Intrigued, we asked to peek inside a Spirit. Mr. Churchman handed us a unit without its cover and we found ourselves looking at a crude, hand-soldered circuit board with one integrated circuit, a couple of diodes, and a half-inch-by-two-inch strip of sheet metal at the front of the case, angled back 45 degrees from the vertical. "That's the antenna," Mr. Churchman said. "See, it reflects the signal right back at the radar."
How did he test his jammers? we inquired. "I just shoot a Doppler source into the Spirit and then to the spectrum analyzer. Here, you can listen to the white noise yourself," he said, and he switched on the analyzer while powering-up a Spirit. When he pointed them at each other a faint screech was heard.
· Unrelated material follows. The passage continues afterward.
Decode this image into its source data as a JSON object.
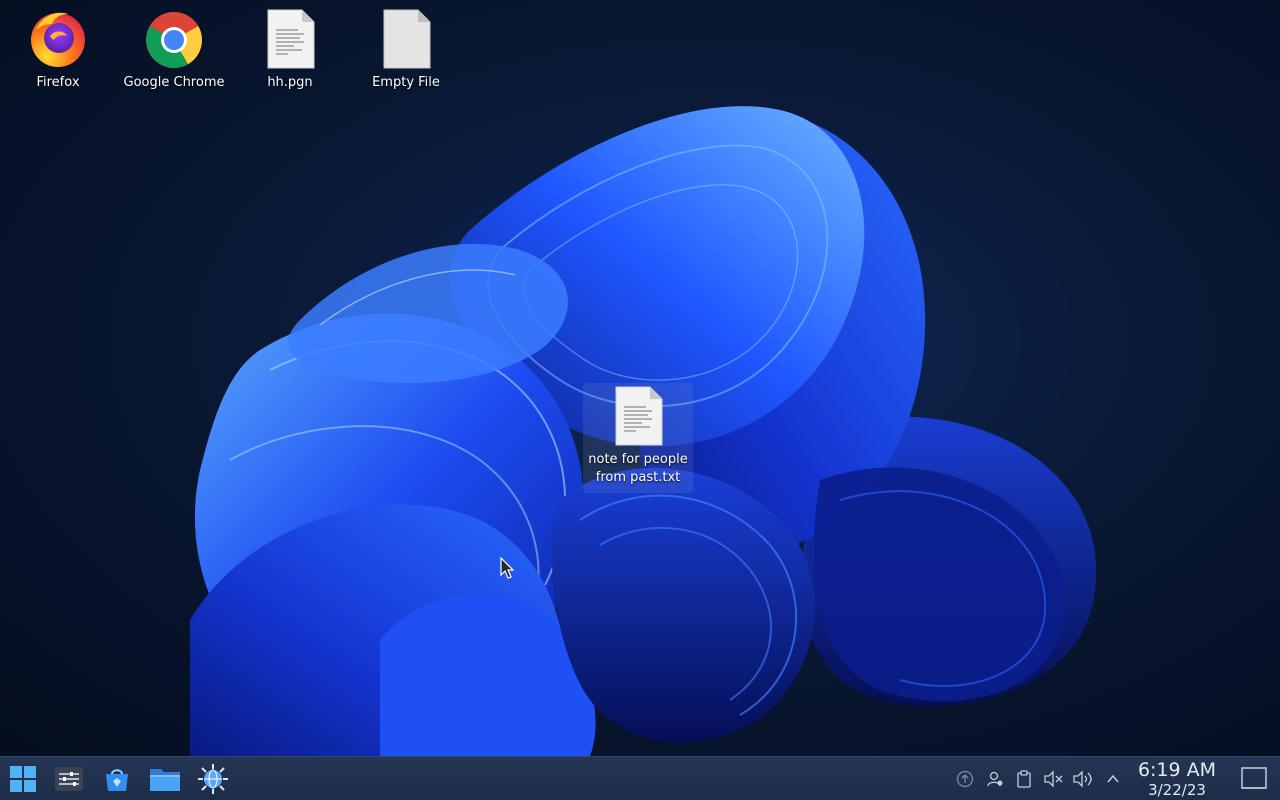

"I use tuning forks, too," he added. "And a lot of customers tell me that they drive right by police radar and nothing happens. Sometimes they even see the cop pounding on his radar, real mad because he didn't get their speed." Mr. Churchman also offered testimonials. Sort of; all appeared to have been written by the same hand and there were no last names, just initials. They all loved his jammers.
Surprisingly, later in our conversation Mr. Churchman volunteered a telling opinion of a consumer's ability to differentiate a working radar jammer from a scam. "You could ship an empty box with a weight in the bottom and only get 22 to 24 percent back [returned]," he confided.
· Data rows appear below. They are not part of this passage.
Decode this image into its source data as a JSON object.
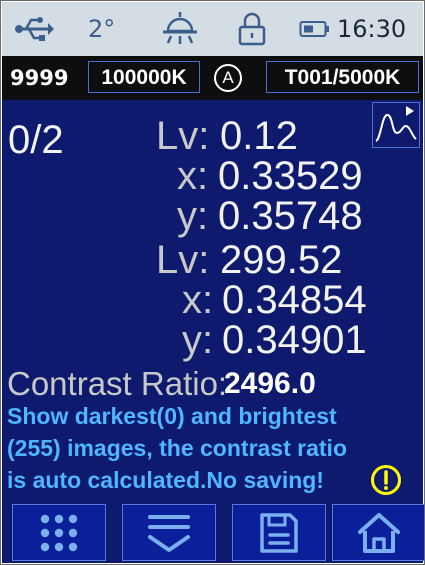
{
  "status_bar": {
    "temperature": "2°",
    "time": "16:30",
    "icons": [
      "usb-icon",
      "siren-light-icon",
      "lock-icon",
      "battery-icon"
    ]
  },
  "info_bar": {
    "count": "9999",
    "range": "100000K",
    "mode": "A",
    "channel": "T001/5000K"
  },
  "measurement": {
    "index": "0/2",
    "readings": [
      {
        "lv_label": "Lv:",
        "lv": "0.12",
        "x_label": "x:",
        "x": "0.33529",
        "y_label": "y:",
        "y": "0.35748"
      },
      {
        "lv_label": "Lv:",
        "lv": "299.52",
        "x_label": "x:",
        "x": "0.34854",
        "y_label": "y:",
        "y": "0.34901"
      }
    ],
    "contrast_label": "Contrast Ratio:",
    "contrast_value": "2496.0"
  },
  "note": {
    "lines": [
      "Show darkest(0) and brightest",
      "(255) images, the contrast ratio",
      "is auto calculated.No saving!"
    ]
  },
  "toolbar": {
    "buttons": [
      "grid-menu-icon",
      "collapse-icon",
      "save-icon",
      "home-icon"
    ]
  },
  "colors": {
    "background": "#0d1a6e",
    "status_bar": "#d4dce4",
    "info_bar": "#0e0e10",
    "note_text": "#4fb6ff",
    "warning": "#ffff00",
    "button": "#0c1f9a"
  }
}
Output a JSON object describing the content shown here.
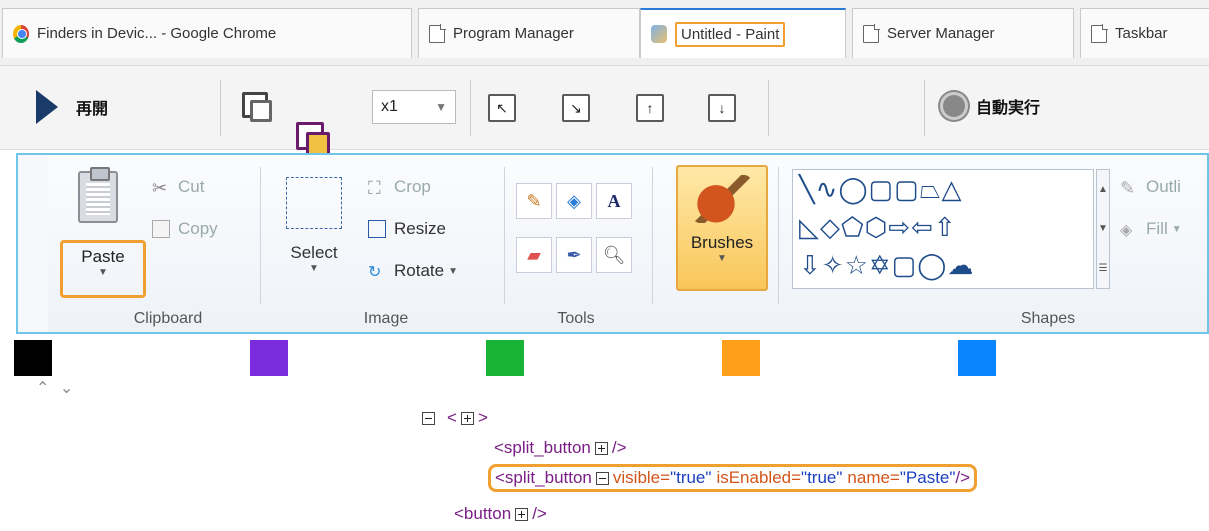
{
  "tabs": [
    {
      "label": "Finders in Devic... - Google Chrome",
      "icon": "chrome-icon"
    },
    {
      "label": "Program Manager",
      "icon": "document-icon"
    },
    {
      "label": "Untitled - Paint",
      "icon": "paint-icon",
      "active": true
    },
    {
      "label": "Server Manager",
      "icon": "document-icon"
    },
    {
      "label": "Taskbar",
      "icon": "document-icon"
    }
  ],
  "toolbar": {
    "resume_label": "再開",
    "speed_value": "x1",
    "auto_run_label": "自動実行"
  },
  "ribbon": {
    "clipboard": {
      "label": "Clipboard",
      "paste": "Paste",
      "cut": "Cut",
      "copy": "Copy"
    },
    "image": {
      "label": "Image",
      "select": "Select",
      "crop": "Crop",
      "resize": "Resize",
      "rotate": "Rotate"
    },
    "tools": {
      "label": "Tools"
    },
    "brushes": {
      "label": "Brushes"
    },
    "shapes": {
      "label": "Shapes",
      "outline": "Outli",
      "fill": "Fill",
      "rows": [
        "╲∿◯▢▢⏢△",
        "◺◇⬠⬡⇨⇦⇧",
        "⇩✧☆✡▢◯☁"
      ]
    }
  },
  "palette": {
    "colors": [
      "#000000",
      "#7a2bdc",
      "#19b336",
      "#ff9f1a",
      "#0a84ff"
    ]
  },
  "tree": {
    "root_open": "<",
    "root_close": ">",
    "node1": {
      "tag": "<split_button",
      "close": "/>"
    },
    "node2": {
      "tag": "<split_button",
      "a1": "visible=",
      "v1": "\"true\"",
      "a2": "isEnabled=",
      "v2": "\"true\"",
      "a3": "name=",
      "v3": "\"Paste\"",
      "close": "/>"
    },
    "node3": {
      "tag": "<button",
      "close": "/>"
    }
  }
}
When we later conducted a test of RMR's first jammers—the Spirit and Eclipse—neither jammed anything. None of our half-dozen radars was fazed in the slightest. We couldn't help but remember Mr. Churchman's observation about shipping empty boxes.
Mr. Churchman proved to be quick on his feet. Within days of our story appearing [Automobile Magazine, "The Little Radar Jammer That Didn't", June 1993], the tested products had disappeared, resurfacing instantly bearing new names. Then we received a threatening letter from Mr. Churchman's attorneys.
The letter said back off, or we'll sue. Our attorneys responded: Be prepared to demonstrate the effectiveness of your products in open court—or get lost. That was the last we heard from Mr. Churchman.
The FCC Weighs In
In 2004 the company rolled out its "100% FCC-legal RMR-C450, a radar/laser detector and scrambler [that] not only makes cars invisible to police speed traps up to three miles away, but also scrambles every major kind of radar signal (X, K, and Ka), as well as all laser tracking signals, down to a distance of under 150 feet from the source unit. So effective are the capabilities of the RMR-C450 that its scrambling function is banned in the states of California, Minnesota, Oklahoma, Utah, and Virginia."
The FCC banned this one too and slapped Mr. Churchman and company with a $25,000 fine for "willful and repeated violation of Section 302(b) of the Communications Act of 1934."
Oh, and that claim that the RMR-D312 trounced the Escort Passport 8500 in the test it didn't attend? It's probably best that the D312 was MIA, judging from the results of a later comparison test of the two.